- Pour in water or rice water (water collected from washing the rice). Bring to boil then simmer.
- Add the mixture of chicken blood and uncooked rice. Then add the green papaya.
- Continue simmering until the chicken and vegetables are tender.
- Season the soup with fish sauce, salt, and pepper (you can add the chicken cubes, not really required, but it depends on your taste).
- Add the pepper leaves and malunggay leaves.
- Cover and let simmer for 3 minutes or until the malunggay leaves and pepper leaves are cooked.
- Remove from heat and serve hot with fish sauce.

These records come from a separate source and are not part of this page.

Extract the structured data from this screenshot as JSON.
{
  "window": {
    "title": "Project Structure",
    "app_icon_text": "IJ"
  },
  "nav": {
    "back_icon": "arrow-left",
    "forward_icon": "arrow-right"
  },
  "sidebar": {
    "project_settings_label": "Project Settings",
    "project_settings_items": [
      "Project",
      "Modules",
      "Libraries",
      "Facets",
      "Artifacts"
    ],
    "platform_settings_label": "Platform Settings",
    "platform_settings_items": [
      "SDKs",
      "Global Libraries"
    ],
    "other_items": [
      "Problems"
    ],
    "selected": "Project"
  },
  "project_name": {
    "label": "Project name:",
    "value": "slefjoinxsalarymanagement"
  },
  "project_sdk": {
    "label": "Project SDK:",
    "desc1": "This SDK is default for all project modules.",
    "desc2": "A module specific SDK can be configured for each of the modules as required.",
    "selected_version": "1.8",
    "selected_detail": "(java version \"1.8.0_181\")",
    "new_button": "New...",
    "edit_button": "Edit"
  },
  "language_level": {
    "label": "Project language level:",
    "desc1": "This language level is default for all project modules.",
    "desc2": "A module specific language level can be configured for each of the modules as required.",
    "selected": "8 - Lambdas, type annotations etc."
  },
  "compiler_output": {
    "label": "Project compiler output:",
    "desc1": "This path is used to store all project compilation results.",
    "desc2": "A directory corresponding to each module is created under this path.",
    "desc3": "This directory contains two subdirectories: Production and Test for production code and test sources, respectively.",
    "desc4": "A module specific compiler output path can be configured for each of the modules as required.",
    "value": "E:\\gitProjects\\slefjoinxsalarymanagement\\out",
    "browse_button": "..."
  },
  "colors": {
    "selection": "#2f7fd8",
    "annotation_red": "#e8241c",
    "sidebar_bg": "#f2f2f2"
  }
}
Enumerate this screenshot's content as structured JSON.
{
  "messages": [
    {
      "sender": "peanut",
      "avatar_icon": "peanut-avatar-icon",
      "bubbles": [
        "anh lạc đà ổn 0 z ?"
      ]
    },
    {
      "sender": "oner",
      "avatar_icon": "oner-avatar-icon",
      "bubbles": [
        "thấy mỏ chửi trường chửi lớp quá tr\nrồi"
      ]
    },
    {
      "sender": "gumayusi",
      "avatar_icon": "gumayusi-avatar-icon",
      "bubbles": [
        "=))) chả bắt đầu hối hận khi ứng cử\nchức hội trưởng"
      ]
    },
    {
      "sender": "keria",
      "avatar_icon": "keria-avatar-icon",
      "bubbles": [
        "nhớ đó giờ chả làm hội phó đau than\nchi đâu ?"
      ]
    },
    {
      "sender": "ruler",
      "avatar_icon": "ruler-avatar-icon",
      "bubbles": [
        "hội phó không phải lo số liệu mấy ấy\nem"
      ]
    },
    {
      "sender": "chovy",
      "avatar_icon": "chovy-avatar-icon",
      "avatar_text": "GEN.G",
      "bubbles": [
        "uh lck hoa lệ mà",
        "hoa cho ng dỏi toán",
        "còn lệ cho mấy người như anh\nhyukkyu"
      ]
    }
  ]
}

Cooking Tinola Using Earth Stove and Charcoal
We cook our Tinola the hard way because we have proven many times that the manner of cooking has something to do with the tenderness of the chicken and its distinctive taste.
We used the earth stove and charcoal, especially during the simmering part. Cooking tinola takes longer this way, and you need to be careful to maintain the fire by producing air manually using a fan (pamaypay in tagalog).
You may think we make our lives difficult just to serve this dish when we could easily go to big groceries and supermarkets to buy chicken and cook it on our gas range and double burner. But we are after the traditional taste that we love, and no matter how tired we are, nothing is better than the contentment that we see on the faces of our delighted family members when they eat this dish. Cooking Tiinola for us is more than cooking—it's also a labor of love.
Aunt Mele's Tinolang Native Chicken
© 2010 Maria Cecilia